Of the country's 7,200 Jews, only 60 were not saved. The resistance also saved 700 non-Jewish relatives of Jews.

There were no passenger lists. In fact, Munch-Nielsen doesn't know the names of any of the people he helped save.

"Why should I? They don't know my name. This was all done in secrecy." Besides, he added, "Some people talk too much."

Munch-Nielsen did not speak publicly about the rescue until 10 years ago, when a friend asked him to share his story with a group of Jewish travelers in Denmark.

At 59, his speaking career began.

Now he talks about the rescue at least once a month to groups in Denmark, Israel and the United States.

He tells audiences of his childhood home near the beach, the first boat he owned at age 10 and a life spent sailing. He speaks of a government with a history of making necessary reforms without the pressure of revolution or uprising.

He emphasizes that Danish Jews were considered neighbors, friends, schoolmates and nothing else.

"This is our history. We have no scapegoats. No pogroms. No Holocaust. It's so simple," Munch-Nielsen said.

"We didn't recognize Jews as Jews, but as Danes," he added. So when word got out that the Germans were planning to round up the Danish Jews to take them to concentration camps, Danes actively resisted what they saw as wrongdoing.

"The Jews were not criminals. For the most part they weren't members of the Danish Resistance movement. They were victims of an insane movement created by lunatics," Munch-Nielsen said. "If you wanted to retain your self-respect, you did what you could.

"That your fellow citizens should be doomed because their human value was considered nothing [by Nazis] because of their race is an impossible thought."

Following the war many Danish Jews returned to Denmark. Munch-Nielsen is uncertain how many came back because, as he stresses, he doesn't think about who is a Jew or non-Jew.

But now that Jews have returned, he added, "Denmark is complete again."

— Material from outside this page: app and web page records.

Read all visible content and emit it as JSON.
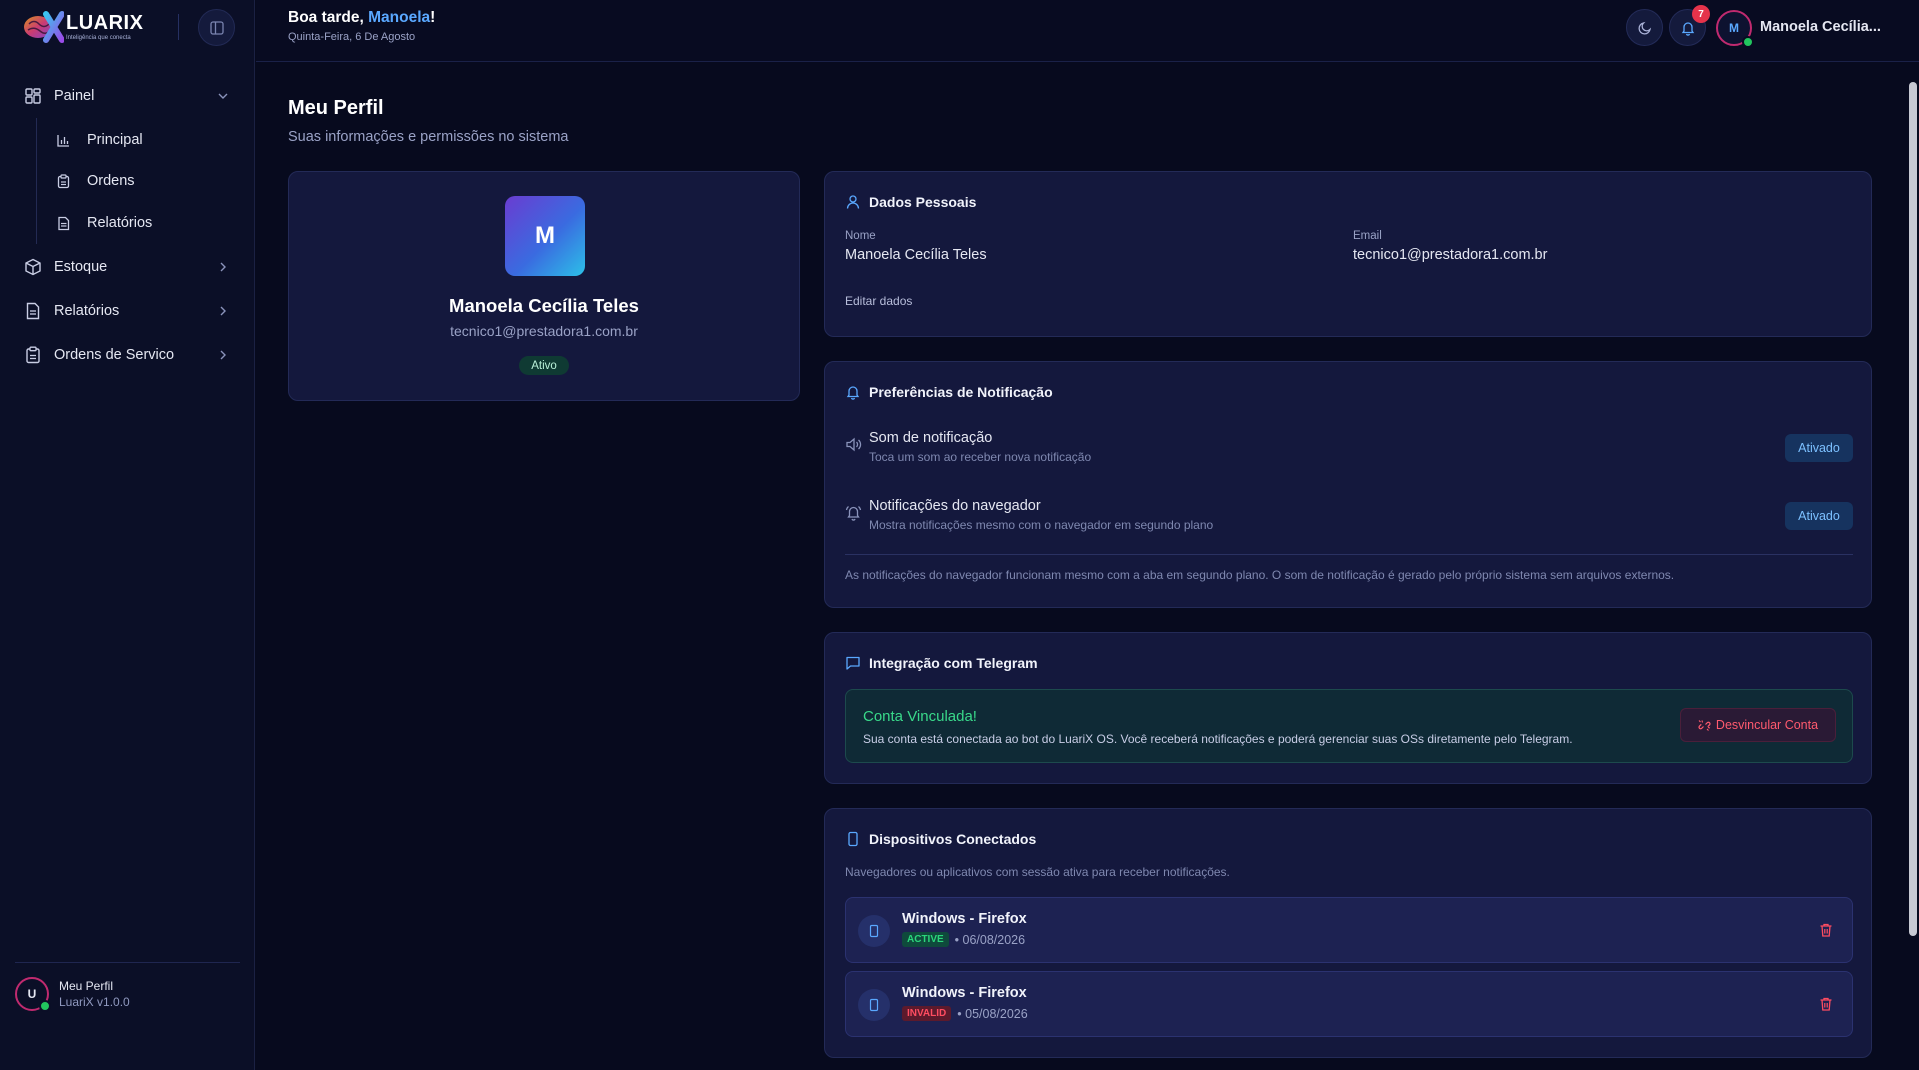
{
  "brand": {
    "name": "LUARIX",
    "tagline": "Inteligência que conecta"
  },
  "sidebar": {
    "items": [
      {
        "label": "Painel",
        "icon": "dashboard-icon",
        "expanded": true
      },
      {
        "label": "Estoque",
        "icon": "package-icon"
      },
      {
        "label": "Relatórios",
        "icon": "report-icon"
      },
      {
        "label": "Ordens de Servico",
        "icon": "clipboard-icon"
      }
    ],
    "sub_items": [
      {
        "label": "Principal",
        "icon": "bar-chart-icon"
      },
      {
        "label": "Ordens",
        "icon": "clipboard-icon"
      },
      {
        "label": "Relatórios",
        "icon": "document-icon"
      }
    ],
    "footer": {
      "avatar_initial": "U",
      "name": "Meu Perfil",
      "version": "LuariX v1.0.0"
    }
  },
  "header": {
    "greeting_prefix": "Boa tarde, ",
    "greeting_name": "Manoela",
    "greeting_suffix": "!",
    "date": "Quinta-Feira, 6 De Agosto",
    "notification_count": "7",
    "avatar_initial": "M",
    "user_name": "Manoela Cecília..."
  },
  "page": {
    "title": "Meu Perfil",
    "subtitle": "Suas informações e permissões no sistema"
  },
  "profile": {
    "avatar_initial": "M",
    "name": "Manoela Cecília Teles",
    "email": "tecnico1@prestadora1.com.br",
    "status": "Ativo"
  },
  "personal": {
    "title": "Dados Pessoais",
    "name_label": "Nome",
    "name_value": "Manoela Cecília Teles",
    "email_label": "Email",
    "email_value": "tecnico1@prestadora1.com.br",
    "edit_label": "Editar dados"
  },
  "notifications": {
    "title": "Preferências de Notificação",
    "prefs": [
      {
        "title": "Som de notificação",
        "desc": "Toca um som ao receber nova notificação",
        "state": "Ativado"
      },
      {
        "title": "Notificações do navegador",
        "desc": "Mostra notificações mesmo com o navegador em segundo plano",
        "state": "Ativado"
      }
    ],
    "note": "As notificações do navegador funcionam mesmo com a aba em segundo plano. O som de notificação é gerado pelo próprio sistema sem arquivos externos."
  },
  "telegram": {
    "title": "Integração com Telegram",
    "linked_title": "Conta Vinculada!",
    "linked_desc": "Sua conta está conectada ao bot do LuariX OS. Você receberá notificações e poderá gerenciar suas OSs diretamente pelo Telegram.",
    "unlink_label": "Desvincular Conta"
  },
  "devices": {
    "title": "Dispositivos Conectados",
    "desc": "Navegadores ou aplicativos com sessão ativa para receber notificações.",
    "list": [
      {
        "name": "Windows - Firefox",
        "status": "ACTIVE",
        "date": "• 06/08/2026"
      },
      {
        "name": "Windows - Firefox",
        "status": "INVALID",
        "date": "• 05/08/2026"
      }
    ]
  },
  "colors": {
    "background": "#070a1e",
    "card": "#14183d",
    "accent": "#5aa8ff",
    "success": "#22c55e",
    "danger": "#ff4d61"
  }
}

Munch-Nielsen and Dyby will speak at noon, Wednesday, Oct. 25 at the Jewish Community Federation Building, 121 Steuart St., S.F. and that night at 7:30 p.m. at Peninsula Temple Sholom, 1655 Sebastian Drive, Burlingame. They also will appear at noon, Thursday, Oct. 26 at the Albert L. Schultz JCC, 655 Arastradero Road, Palo Alto; and at 8 p.m., Friday, Oct. 27, at Congregation Rodef Sholom, 170 North San Pedro Road, San Rafael.